This is daily column on Plagiarism Today where the site brings you three of the days biggest, most important copyright and plagiarism news links. If you want to offer your feedback on the column, use the contact form or just follow me on Twitter at @plagiarismtoday.
First off today, the United States announced its latest “priority list” of nations on copyright and piracy matters. This is a list of countries that the U.S. is most worried about on the intellectual property front and the nations are subject to additional scrutiny as well as possible sanctions.
Though most of the list wasn’t a surprise and included the usual suspects China and Russia, it included at least one new addition that caught many off-guard, Canada.
This is Canada’s first appearance on the list and, according to the administration, is prompted by lacking laws including no anti-circumvention regulations and difficulties with getting ISPs to remove infringing materials.
In addition to the 12 on the priority list, 33 nations were added to a lower level “watch” list including Egypt, Poland and Saudi Arabia.
Next up, we have an update to the ongoing Lessig/Warner Music situation.
The organization that had posted Lessig’s presentation, which is unnamed in this blog post, had received a notice from YouTube, where the video was hosted that WMG had filed a takedown notice on the talk since it included short sections of various WMG songs.
Today we have word that the group is disputing the claim and seeking the restoration of the presentation.
Indeed this is a predictable move, but an important one nonetheless.
Finally today, the person who may well be the most DMCAed person on the Web, Perez Hilton, appears to have learned at least one thing from his battles with the photo agencies. He has filed a takedown of anti-gay marriage a video featuring him and Carrie Prejean.
The group he filed against, the National Organization for Marriage, has been notoriously aggressive themselves with DMCA notices, filing at least one over a clip made up of snippets of the audition tapes for their now-famous “gathering storm” advertisement.
The NOM ad remains available on their site and contains only a few brief seconds of Hilton, bolstering a fair use case. However, it seems pretty clear these takedowns, on both sides, have less to do with copyright and more to do with politics.
For those who didn’t get the joke in the title, check out The Arrogant Worms. A band well worth listening too.
That’s it for the three count today, we’ll be back tomorrow with three more copyright links. If you have a link that you want to suggest a link for the column or have any proposals to make it better. Feel free to leave a comment or send me an email. I hope to hear from you.
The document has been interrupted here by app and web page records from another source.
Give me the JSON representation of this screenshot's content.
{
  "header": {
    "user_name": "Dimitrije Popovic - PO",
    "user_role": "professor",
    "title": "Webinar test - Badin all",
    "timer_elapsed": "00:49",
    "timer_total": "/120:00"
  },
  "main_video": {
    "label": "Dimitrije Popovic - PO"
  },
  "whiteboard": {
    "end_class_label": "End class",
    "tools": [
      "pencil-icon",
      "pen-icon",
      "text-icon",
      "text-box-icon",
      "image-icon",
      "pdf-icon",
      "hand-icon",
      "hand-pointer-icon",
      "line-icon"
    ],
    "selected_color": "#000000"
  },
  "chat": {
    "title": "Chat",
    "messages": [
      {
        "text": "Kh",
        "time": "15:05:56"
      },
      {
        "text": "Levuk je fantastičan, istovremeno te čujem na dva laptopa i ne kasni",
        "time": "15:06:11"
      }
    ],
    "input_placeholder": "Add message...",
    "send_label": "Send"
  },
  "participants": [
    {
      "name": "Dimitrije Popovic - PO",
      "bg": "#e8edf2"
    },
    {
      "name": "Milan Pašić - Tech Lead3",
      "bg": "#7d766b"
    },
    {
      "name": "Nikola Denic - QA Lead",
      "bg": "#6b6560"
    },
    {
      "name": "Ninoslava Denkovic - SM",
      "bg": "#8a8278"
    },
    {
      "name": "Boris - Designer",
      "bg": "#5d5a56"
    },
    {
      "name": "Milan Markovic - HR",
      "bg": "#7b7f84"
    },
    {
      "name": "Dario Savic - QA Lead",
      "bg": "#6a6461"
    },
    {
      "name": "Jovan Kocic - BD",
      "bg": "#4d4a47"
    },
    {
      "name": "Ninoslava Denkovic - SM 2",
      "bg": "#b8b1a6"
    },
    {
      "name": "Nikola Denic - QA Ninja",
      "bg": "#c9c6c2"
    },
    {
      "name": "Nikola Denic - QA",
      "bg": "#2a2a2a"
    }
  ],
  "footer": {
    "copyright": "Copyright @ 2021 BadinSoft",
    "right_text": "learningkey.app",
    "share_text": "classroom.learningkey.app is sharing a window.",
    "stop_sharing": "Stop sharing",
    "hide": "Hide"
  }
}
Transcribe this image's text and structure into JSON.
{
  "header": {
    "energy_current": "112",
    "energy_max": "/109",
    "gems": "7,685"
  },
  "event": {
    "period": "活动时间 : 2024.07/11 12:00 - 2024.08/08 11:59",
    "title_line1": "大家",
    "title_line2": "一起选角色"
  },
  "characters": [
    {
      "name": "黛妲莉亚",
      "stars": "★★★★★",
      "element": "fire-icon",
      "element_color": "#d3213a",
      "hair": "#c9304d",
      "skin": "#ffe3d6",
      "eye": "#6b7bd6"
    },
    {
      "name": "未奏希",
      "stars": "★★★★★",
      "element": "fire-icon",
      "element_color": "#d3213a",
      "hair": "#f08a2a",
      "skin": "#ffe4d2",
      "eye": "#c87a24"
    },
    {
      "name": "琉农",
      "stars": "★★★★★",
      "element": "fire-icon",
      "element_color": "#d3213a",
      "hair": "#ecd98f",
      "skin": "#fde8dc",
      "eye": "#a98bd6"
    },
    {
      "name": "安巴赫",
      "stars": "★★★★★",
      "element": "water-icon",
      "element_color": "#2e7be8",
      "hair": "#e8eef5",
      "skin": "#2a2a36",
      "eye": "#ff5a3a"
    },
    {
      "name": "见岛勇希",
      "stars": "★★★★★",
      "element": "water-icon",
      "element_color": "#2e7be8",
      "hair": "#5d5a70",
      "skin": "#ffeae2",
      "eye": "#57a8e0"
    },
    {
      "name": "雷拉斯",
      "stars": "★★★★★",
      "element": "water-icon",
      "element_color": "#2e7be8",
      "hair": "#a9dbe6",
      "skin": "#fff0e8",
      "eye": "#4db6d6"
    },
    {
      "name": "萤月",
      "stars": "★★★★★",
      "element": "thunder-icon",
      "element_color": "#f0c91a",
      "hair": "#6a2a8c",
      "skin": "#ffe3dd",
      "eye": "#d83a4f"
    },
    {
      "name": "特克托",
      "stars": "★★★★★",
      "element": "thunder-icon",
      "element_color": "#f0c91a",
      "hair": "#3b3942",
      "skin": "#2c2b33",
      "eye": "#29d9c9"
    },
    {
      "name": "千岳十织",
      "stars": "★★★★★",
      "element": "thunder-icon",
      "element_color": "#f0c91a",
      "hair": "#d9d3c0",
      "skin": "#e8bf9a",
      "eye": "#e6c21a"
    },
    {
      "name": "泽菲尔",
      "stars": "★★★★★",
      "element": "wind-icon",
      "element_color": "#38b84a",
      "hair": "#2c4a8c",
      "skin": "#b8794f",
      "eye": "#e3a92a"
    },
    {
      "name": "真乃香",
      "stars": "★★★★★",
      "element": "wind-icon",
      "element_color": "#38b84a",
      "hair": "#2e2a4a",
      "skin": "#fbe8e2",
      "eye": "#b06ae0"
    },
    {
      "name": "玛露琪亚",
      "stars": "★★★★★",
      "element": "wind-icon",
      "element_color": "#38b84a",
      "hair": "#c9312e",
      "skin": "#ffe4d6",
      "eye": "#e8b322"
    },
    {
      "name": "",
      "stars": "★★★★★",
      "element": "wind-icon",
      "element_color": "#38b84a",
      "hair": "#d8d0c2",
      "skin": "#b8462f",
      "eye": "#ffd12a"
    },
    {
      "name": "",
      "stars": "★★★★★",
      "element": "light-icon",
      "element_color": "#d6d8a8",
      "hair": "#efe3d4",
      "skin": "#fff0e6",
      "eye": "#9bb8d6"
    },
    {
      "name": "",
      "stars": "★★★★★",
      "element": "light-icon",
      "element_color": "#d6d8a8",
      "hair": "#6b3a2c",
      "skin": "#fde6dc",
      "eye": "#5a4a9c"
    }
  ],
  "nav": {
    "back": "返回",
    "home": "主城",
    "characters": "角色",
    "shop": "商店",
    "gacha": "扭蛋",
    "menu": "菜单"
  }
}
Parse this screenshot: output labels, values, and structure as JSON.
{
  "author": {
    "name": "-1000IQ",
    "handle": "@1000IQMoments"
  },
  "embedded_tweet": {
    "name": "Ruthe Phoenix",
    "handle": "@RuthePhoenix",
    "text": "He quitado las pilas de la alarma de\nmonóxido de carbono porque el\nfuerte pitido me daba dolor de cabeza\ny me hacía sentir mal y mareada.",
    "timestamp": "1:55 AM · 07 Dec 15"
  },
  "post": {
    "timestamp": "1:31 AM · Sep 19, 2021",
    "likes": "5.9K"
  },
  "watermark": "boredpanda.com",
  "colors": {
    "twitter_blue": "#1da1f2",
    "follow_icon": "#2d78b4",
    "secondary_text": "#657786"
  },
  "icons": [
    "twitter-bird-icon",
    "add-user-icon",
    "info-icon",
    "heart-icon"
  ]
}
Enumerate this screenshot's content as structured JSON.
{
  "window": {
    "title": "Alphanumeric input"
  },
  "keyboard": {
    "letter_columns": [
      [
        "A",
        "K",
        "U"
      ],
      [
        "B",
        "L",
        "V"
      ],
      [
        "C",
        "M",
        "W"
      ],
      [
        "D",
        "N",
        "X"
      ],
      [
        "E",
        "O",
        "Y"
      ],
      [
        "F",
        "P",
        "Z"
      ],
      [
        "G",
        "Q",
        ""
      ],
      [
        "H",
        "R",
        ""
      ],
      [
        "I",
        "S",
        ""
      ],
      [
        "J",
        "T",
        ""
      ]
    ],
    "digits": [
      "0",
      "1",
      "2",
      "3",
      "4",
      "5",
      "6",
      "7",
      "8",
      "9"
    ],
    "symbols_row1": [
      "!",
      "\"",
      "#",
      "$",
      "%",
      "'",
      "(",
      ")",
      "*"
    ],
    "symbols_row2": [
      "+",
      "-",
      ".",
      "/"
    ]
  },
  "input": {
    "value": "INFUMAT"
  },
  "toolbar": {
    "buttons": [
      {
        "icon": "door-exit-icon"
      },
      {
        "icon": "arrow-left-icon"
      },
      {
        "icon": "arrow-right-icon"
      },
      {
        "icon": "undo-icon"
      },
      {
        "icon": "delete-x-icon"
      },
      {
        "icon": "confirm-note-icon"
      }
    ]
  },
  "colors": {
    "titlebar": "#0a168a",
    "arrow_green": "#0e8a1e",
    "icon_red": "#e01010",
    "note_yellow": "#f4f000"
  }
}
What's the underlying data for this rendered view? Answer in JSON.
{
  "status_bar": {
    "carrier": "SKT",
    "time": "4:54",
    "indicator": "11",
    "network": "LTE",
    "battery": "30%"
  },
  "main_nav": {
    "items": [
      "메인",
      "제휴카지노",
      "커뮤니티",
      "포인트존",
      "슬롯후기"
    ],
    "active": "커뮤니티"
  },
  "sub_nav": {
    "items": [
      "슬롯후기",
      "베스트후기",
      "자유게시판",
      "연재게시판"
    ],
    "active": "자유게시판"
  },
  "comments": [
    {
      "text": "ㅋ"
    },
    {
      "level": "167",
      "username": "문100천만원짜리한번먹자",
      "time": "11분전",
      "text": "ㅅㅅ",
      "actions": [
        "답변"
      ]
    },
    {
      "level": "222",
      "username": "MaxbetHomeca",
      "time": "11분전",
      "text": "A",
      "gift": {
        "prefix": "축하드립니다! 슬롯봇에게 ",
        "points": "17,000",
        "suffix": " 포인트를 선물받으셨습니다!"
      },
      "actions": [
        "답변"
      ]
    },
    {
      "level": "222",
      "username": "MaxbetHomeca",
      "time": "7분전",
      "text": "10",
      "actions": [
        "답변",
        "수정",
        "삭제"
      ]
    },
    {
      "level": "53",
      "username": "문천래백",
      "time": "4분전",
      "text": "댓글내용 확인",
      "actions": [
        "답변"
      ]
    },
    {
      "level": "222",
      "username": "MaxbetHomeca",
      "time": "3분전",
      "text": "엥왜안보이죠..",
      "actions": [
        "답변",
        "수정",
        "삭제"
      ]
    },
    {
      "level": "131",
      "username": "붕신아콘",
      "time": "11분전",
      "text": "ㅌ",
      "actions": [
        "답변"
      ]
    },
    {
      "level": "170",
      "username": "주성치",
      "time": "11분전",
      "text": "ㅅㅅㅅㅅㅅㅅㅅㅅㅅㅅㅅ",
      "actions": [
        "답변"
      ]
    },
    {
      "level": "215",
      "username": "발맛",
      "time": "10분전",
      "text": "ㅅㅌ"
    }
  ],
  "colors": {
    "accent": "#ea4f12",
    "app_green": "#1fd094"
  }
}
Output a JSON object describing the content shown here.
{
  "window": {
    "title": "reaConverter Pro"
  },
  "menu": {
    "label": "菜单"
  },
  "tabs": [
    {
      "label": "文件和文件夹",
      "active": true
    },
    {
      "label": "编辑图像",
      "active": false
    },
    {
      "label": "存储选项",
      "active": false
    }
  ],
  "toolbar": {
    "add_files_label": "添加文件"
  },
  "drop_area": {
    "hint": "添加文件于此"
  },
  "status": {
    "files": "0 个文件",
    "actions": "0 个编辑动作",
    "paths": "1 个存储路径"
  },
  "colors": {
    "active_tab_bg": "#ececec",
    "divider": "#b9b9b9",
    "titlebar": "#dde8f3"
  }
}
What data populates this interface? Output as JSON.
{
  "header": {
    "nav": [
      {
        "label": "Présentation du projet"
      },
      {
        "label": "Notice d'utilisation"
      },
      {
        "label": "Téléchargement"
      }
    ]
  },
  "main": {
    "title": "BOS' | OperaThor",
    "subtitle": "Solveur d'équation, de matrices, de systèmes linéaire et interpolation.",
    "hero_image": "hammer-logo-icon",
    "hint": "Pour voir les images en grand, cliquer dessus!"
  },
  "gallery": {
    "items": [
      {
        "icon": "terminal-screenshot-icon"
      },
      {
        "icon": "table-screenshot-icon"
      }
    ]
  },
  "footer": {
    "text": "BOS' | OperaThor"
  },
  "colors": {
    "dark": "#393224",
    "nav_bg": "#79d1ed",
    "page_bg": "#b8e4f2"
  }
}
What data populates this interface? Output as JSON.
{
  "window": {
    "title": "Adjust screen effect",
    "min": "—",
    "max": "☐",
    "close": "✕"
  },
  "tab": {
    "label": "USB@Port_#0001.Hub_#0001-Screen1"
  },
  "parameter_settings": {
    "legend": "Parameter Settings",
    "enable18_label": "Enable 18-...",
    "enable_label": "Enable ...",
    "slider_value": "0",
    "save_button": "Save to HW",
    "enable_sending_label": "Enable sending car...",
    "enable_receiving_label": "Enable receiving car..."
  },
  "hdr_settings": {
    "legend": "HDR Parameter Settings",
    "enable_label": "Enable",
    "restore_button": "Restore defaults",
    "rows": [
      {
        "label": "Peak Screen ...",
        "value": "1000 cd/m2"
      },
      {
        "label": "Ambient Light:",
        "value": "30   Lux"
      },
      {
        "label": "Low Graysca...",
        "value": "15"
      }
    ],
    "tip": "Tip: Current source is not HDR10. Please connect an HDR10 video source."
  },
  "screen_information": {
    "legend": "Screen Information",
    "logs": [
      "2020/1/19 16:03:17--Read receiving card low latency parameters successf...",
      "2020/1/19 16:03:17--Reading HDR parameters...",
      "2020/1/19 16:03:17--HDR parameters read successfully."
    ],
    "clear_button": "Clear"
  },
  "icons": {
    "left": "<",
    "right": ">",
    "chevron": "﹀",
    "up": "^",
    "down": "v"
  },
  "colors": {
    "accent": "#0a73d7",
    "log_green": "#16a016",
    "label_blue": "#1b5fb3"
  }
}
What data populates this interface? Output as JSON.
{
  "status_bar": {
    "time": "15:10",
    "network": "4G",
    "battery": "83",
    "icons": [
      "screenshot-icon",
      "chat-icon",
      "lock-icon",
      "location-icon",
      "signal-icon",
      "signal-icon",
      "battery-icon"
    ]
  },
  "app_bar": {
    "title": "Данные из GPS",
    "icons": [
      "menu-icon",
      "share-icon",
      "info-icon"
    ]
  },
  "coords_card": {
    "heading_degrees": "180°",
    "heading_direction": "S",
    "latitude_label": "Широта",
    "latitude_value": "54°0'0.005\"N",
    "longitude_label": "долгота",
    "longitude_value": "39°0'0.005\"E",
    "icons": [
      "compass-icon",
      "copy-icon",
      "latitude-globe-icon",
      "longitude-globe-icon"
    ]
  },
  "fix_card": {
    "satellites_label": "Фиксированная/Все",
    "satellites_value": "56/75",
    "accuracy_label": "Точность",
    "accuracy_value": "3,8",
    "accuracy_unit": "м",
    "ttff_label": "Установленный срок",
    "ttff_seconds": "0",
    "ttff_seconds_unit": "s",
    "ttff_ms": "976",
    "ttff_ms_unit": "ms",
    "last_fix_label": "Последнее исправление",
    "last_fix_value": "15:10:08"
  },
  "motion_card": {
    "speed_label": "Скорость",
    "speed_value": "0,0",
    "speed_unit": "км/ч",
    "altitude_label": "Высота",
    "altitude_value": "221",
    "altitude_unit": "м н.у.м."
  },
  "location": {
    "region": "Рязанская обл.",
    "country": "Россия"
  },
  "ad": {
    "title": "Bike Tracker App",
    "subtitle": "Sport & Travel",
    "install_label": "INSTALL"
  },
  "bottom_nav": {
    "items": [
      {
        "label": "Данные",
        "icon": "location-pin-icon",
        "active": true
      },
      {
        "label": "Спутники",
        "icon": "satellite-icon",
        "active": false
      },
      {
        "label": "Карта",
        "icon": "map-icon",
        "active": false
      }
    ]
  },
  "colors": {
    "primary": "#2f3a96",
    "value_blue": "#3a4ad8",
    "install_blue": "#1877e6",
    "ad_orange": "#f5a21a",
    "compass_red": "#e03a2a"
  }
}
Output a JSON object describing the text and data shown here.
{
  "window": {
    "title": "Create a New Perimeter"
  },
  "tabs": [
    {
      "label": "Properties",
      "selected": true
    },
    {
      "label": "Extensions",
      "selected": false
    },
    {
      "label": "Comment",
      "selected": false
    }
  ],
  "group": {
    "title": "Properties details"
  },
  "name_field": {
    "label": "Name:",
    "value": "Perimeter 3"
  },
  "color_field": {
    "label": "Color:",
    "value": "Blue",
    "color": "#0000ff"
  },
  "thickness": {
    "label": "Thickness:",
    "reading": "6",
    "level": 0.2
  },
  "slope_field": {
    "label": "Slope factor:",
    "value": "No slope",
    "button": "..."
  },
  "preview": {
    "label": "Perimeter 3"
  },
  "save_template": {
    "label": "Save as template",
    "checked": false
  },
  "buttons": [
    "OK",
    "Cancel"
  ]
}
Want the Full Story?
Tune in every Saturday morning for the live recording of the Copyright 2.0 Show or wait and get the edited version Monday morning right here on Plagiarism Today.